──────── Supplied records
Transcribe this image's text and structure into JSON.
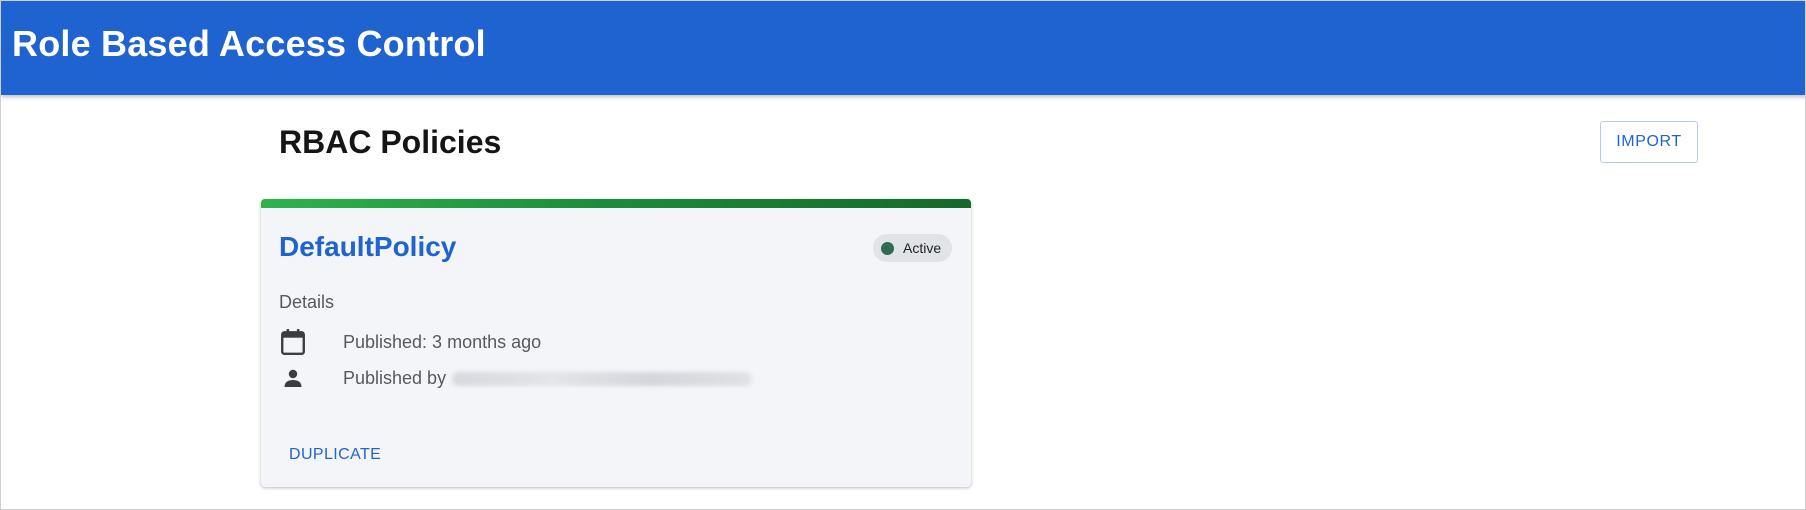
{
  "app": {
    "title": "Role Based Access Control"
  },
  "page": {
    "heading": "RBAC Policies",
    "import_label": "IMPORT"
  },
  "policy_card": {
    "name": "DefaultPolicy",
    "status": "Active",
    "status_color": "#2e6b52",
    "details_label": "Details",
    "published_label": "Published: 3 months ago",
    "published_by_label": "Published by",
    "published_by_value_redacted": true,
    "duplicate_label": "DUPLICATE",
    "accent_colors": [
      "#2db34c",
      "#14692b"
    ],
    "icons": {
      "published": "calendar-icon",
      "published_by": "person-icon"
    }
  },
  "theme": {
    "primary": "#1f63d0",
    "card_background": "#f3f5f9"
  }
}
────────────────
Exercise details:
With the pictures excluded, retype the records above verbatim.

Answer section:
Transcribe this image's text and structure into JSON.
{
  "app": {
    "title": "Role Based Access Control"
  },
  "page": {
    "heading": "RBAC Policies",
    "import_label": "IMPORT"
  },
  "policy_card": {
    "name": "DefaultPolicy",
    "status": "Active",
    "status_color": "#2e6b52",
    "details_label": "Details",
    "published_label": "Published: 3 months ago",
    "published_by_label": "Published by",
    "published_by_value_redacted": true,
    "duplicate_label": "DUPLICATE",
    "accent_colors": [
      "#2db34c",
      "#14692b"
    ],
    "icons": {
      "published": "calendar-icon",
      "published_by": "person-icon"
    }
  },
  "theme": {
    "primary": "#1f63d0",
    "card_background": "#f3f5f9"
  }
}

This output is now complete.